Not much, actually. Which isn’t to belittle the thing; I’ve helped do it myself a few times.
A handful of planners took the first BarCamp from idea to executed event in six days.1 Since then, of course, many cities have managed to put together their own BarCamps on whatever budget they could manage, in whatever timeframe they found possible. Typically you only need a handful of people to see the thing through.
All you really need to do, when it gets right down to it, is find a space. Ideally, a space whose owners are willing to provide for free. Once you have a space, the rest is cake.
Well, preferably not (just) cake. You should try to feed people reasonably well. You might also provide some liquid refreshments. Might be nice to give people T-shirts too. Pretty soon you’ll find that having a sponsor or two (or three, or N) wouldn’t hurt.
So, in summary, putting together a successful BarCamp requires a space, some food, and some sponsors. This is all organizational stuff that can be handled by a few interested people beforehand.
Those interested people, your friendly neighborhood BarCamp planners, end up self-organizing along doöcratic lines. Which is to say, the guy who actually takes care of the food is in charge of the food, and the gal who wrangles up sponsor money ends up in charge of handling sponsorships.
Over time, planners will come and go. If you’re still playing the same role in your local BarCamp that you were several years ago, you’re probably doing it wrong. Go do something else and let the young’uns step in. But I digress.
Assuming you actually have multiple interested people (not just one interested person), you’ll probably encounter some basic, small-group governance issues. Well, you can probably get away with avoiding such things, at least until your first big disagreement. At that point, it’s nice to have some kind of final arbiter.
I’m talking about something much closer to a primus inter pares than to a BDFL. Essentially, you need one of your doöcrats to step up and do the (sometimes hard) work of keeping the planning team on the same page, working together instead of at cross-purposes. This should really be a part-time position—everyone, frankly, has better things to do. But sometimes personalities clash and people can’t see eye-to-eye. It’s handy to have somebody at hand to defuse such things.
So it was with BarCamp San Diego. For our first three and a half camps, Patrick was our fearless leader. He certainly didn’t seek the position out. In fact, I kind of threw him under the bus on that one. Nevertheless, in the run-up to our first BarCamp, Patrick took the reins and made sure that things actually happened.

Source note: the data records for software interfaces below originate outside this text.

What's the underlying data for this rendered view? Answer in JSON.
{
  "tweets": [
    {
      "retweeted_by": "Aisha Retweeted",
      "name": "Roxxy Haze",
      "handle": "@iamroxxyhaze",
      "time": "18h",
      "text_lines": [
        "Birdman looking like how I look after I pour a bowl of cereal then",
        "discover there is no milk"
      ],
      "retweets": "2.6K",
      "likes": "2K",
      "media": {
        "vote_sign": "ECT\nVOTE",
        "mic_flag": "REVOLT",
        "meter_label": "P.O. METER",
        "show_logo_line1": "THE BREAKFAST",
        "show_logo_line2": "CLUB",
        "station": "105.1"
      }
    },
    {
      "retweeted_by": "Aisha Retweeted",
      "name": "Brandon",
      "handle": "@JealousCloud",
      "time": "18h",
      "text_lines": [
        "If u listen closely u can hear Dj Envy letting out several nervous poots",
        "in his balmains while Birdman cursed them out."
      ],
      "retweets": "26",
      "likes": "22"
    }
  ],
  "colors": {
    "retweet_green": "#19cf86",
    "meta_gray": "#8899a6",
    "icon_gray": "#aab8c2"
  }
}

San Diego’s first BarCamp planners, from left to right in the front of the room: Ryan Felton, Patrick Crowley, Dan Tentler, myself, Alex Kawas, Lisa Brewster, and Phelan Riessen. Not pictured: Billy Marsh, Lindsay LaShell, Enrique Gutierrez, and Matt Bosworth.
We had more than our fair share of organizational and interpersonal issues in the period leading up to planning our first BarCamp. We had too many cooks in the kitchen. Among the many initial enthusiasts were a few, shall we say, "strong personalities." People who, inexplicably, couldn’t or wouldn’t work with each other like adults. We had to work extra-hard to keep things moving forward. Eventually, all but one of these problematic volunteers dropped out.
Of course, life with one difficult organizer is more complicated than with zero, but it’s considerably easier than life with several (to which we had grown accustomed). I think we were all pretty relieved to be heading into the period between our first and second BarCamps with a considerably reduced workload in the "keeping-people-acting-like-adults" department.
So it came as some surprise that working with the one remaining antagonistic, immature planner was actually harder the second time around. Several of us ended up having to spend more and more of our limited volunteer time managing him instead of tending to our various other responsibilities.
This situation continued and worsened through several BarCamps, until it reached a critial point during the planning of our fourth camp. Burnout loomed. Several of us let Patrick know that we were unable to continue working with this guy, and he more than sympathized—he was at his wit’s end himself. After talking it over (for entirely too long, if you ask Erin), we decided that firing this co-planner would likely result in lots of public drama that could harm our local BarCamp community. Instead, most of the planners, including Patrick, resigned en masse.
Some others stayed on. Phelan Riessen, Billy Marsh, and Jonathan Shufelt have stuck it through, and I commend them for it. Seriously, those guys are rad. I don’t know how they put up with him.
The reason I’ve gone to the trouble of writing up this story
now, after all this time, is that Dan Tentler—the
impossible-to-work-with co-planner described above—has
recently repeatedly and publicly accused me of
one of a handful of people who tried to execute a coup de tas
[sic] against BarCamp San Diego a few years ago. [1, 2]. This claim is as bizarre and nonsensical
as it is false. I have trouble imagining how distorted his
experience of the world must be, to interpret what actually
happened in such a confused manner.
This will likely be the last thing I write on this subject; I fear I’ve already fed the troll more than enough.